One story comes from Swaziland, the other from downtown L.A.
The 2017 LA Film Festival wrapped up eight days of programming with the announcement of competition and audience awards. I didn't quite see every documentary in the lineup, but I did watch all of the winners.
The competition jury named Liyana best documentary, a film by Aaron and Amanda Kopp that blends nonfiction and animation to depict the experience of a group of orphans growing up in Swaziland. Jury members included Katherine Fairfax-Wright, Paul Federbush and Matt Holzman.
Skid Row Marathon, directed by Mark Hayes, won the audience award for documentary. It also won the LA Muse award for documentary, an honor reserved for independent films that are "quintessentially Los Angeles." Skid Row Marathon revolves around Craig Mitchell, a judge on the Superior Court of Los Angeles County who formed a running club to help people people living on Skid Row stay clean and sober.
Jury members for the LA Muse Awards included Susan Burke, Juan Iglesias and Kimrie Lewis-Davis.
The LA Muse jury also awarded a special mention for "excellence in storytelling" to Billy Mcmillin's documentary The Classic, which focuses on an intense football rivalry between two East L.A. high schools: the Garfield Bulldogs and the Roosevelt Rough Riders.
The award for short documentary went to Black America Again, directed by Bradford Young. The film is described as "a visual celebration of the beauty, strength, perseverance and spirit of the Black community in these troubling times, inspired by Common's Black America Again [album]."
Jury members for the shorts competition included Kim Adelman, Jonni Cheatwood and Naomi Ladizinsky.
Related coverage: Liyana directors on the subjects of their award-winning documentary: 'These kids are so cool. Complicated, interesting, inspiring.'

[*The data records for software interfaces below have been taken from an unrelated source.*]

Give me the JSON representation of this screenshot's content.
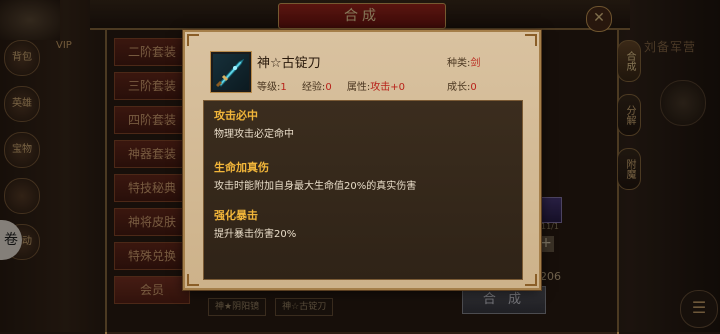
{
  "window": {
    "title": "合成",
    "close_label": "✕"
  },
  "left_menu": {
    "vip_label": "VIP",
    "icons": [
      "背包",
      "英雄",
      "宝物",
      "",
      "活动"
    ],
    "edge_glyph": "卷"
  },
  "side_list": {
    "items": [
      "二阶套装",
      "三阶套装",
      "四阶套装",
      "神器套装",
      "特技秘典",
      "神将皮肤",
      "特殊兑换",
      "会员"
    ]
  },
  "right_panel": {
    "tabs": [
      "合成",
      "分解",
      "附魔"
    ],
    "name": "刘备军营",
    "slot_count": "11/1",
    "quantity": "206",
    "combine_button": "合 成",
    "menu_glyph": "☰"
  },
  "bottom_tags": [
    "神★阴阳镜",
    "神☆古锭刀"
  ],
  "tooltip": {
    "item_name": "神☆古锭刀",
    "type_label": "种类:",
    "type_value": "剑",
    "level_label": "等级:",
    "level_value": "1",
    "exp_label": "经验:",
    "exp_value": "0",
    "attr_label": "属性:",
    "attr_value": "攻击+0",
    "growth_label": "成长:",
    "growth_value": "0",
    "effects": [
      {
        "title": "攻击必中",
        "desc": "物理攻击必定命中"
      },
      {
        "title": "生命加真伤",
        "desc": "攻击时能附加自身最大生命值20%的真实伤害"
      },
      {
        "title": "强化暴击",
        "desc": "提升暴击伤害20%"
      }
    ]
  },
  "colors": {
    "accent_red": "#b8221a",
    "effect_title": "#f2b63a",
    "banner_red": "#a3261d"
  }
}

Matthew Carey is a documentary filmmaker and journalist. His work has appeared on Deadline.com, CNN, CNN.com, TheWrap.com, NBCNews.com and in Documentary magazine.